Sunday, October 22, 2017


The way I am responding to invitations by TV stations for news segment appearances about Africa, I fear I may soon be blacklisted and the invites will dry up.

Dear Professor Adesanmi, there is an ongoing incident in Somalia and we would like to have you on at 7 pm blah blah blah...

I reply that I am indeed able to comment on the tragedy - not the incident - that had happened that day in Somalia. However, will the conversation allow me to mention the strides Rwanda is making in the education sector? No response. 

End of Conversation.

Dear Professor Adesanmi, there have been reports of a monkeypox outbreak in Nigeria and we were wondering if you would be available to come on air...

I reply that I am indeed able to make the appearance. However, the President of the African Development Bank, a Nigerian, has just won the World Food Prize. Any chance our conversation could extend to that issue? No response.

End of Conversation.

Now there is another invitation to come on national television this evening and discuss Mugabe's appointment as a goodwill ambassador by WHO. Now, I don't like Mugabe but the email I am reading says that the appointment is "being heavily criticized by the whole world" and every sentence of the invitation expects me to come on air and rubber stamp this critique. The whole world here, of course, means the West. I am likely going to reply that I have a more nuanced understanding of "the whole world" and I do not like it when TV stations prepackage Africa and invite me to legitimize a particular slant. I will also offer to discuss Ghana's remarkable recovery from power cuts.

You could say I should just go on air and stylishly veer into the things I want and need to discuss Africa. Last time I tried it, the news anchor brutally cut me off.

That is why I wrote that viral piece asking that freaking continent to develop at least one global information brand that could tell her stories at the level of CNN, BBC, Al-Jazeera, etc.

How can an entire continent not have something close to Al-Jazeera for her own stories at the international level? SABC in South Africa is a local champion deluding herself that she is a brand beyond SA, Ghana, Nigeria and a few other countries. Nigeria's NTA International is a disgrace and an embarrassment. Not a single global information giant, owned by the continent, that could power our stories from our manifold viewpoints.
Do you know that four Nigerien soldiers were killed and eight wounded in the attacks that killed four US soldiers in Niger? Try to ask Google about how many Nigerien and African lives were lost in that attack and Google will send you the first 15 pages about four US soldiers killed. Not a single mention of the African casualties.

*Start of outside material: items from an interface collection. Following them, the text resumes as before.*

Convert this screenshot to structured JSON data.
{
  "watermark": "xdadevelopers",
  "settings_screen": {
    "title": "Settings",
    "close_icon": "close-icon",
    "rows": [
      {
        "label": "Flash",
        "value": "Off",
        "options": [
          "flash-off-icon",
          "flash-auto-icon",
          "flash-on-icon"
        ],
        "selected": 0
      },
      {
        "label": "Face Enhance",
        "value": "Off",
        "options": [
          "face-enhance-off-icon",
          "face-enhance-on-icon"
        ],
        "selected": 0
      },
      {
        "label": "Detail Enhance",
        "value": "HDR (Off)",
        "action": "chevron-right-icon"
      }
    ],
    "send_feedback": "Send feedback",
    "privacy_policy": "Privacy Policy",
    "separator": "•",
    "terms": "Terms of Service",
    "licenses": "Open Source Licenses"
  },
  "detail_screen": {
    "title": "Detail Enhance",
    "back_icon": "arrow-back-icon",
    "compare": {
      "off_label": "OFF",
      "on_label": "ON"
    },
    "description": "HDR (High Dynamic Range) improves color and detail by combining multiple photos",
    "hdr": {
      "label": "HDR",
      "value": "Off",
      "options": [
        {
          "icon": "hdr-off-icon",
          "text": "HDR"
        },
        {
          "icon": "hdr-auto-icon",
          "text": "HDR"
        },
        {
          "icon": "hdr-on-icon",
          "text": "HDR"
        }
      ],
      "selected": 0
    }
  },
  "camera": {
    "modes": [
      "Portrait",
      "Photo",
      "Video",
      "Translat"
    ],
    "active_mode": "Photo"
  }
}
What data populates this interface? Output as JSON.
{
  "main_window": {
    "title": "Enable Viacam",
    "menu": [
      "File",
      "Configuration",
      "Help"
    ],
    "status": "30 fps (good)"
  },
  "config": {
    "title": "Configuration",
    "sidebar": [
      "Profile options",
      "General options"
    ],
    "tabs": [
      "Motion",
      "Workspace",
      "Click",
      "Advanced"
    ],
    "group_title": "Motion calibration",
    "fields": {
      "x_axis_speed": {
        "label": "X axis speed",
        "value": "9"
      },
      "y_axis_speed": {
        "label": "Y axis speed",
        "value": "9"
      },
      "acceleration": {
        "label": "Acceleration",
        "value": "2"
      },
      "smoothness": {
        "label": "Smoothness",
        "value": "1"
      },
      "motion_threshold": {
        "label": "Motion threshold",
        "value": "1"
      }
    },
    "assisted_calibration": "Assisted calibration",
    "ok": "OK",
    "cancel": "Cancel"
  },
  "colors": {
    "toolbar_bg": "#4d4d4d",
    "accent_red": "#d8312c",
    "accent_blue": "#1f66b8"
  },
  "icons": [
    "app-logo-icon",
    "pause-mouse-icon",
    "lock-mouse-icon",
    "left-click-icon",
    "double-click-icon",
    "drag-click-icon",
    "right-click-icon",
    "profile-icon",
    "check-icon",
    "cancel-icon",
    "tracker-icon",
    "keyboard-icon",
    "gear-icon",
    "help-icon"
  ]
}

Do you know that when that Somalia tragedy happened and we lost that many numbers of African lives, CNN was showing stories of courageous dogs that escaped the California wildfires?

And look at Anthony Bourdain and the rubbish he went to do in Lagos. Next, he will fly to Kibera and scream: this is Nairobi!

That freaking continent must stop the feeding bottle mentality of expecting the enemy to tell her story. The enemy doesn't owe you jack! Get your freaking act together and develop at least one global information brand for your stories.

End of Conversation.

Pius Adesanmi, an acclaimed literary and cultural critic, was born in Nigeria and now lives in Ottawa, Canada, where he teaches literature and African studies at Carleton University. He is one of Nigeria's major intellectuals and writes two weekly columns for the influential Sahara Reporters and NEXT newspaper. His first book, The Wayfarer and Other Poems, won the Association of Nigerian Authors' Poetry Prize in 2001.

No comments:

Post a Comment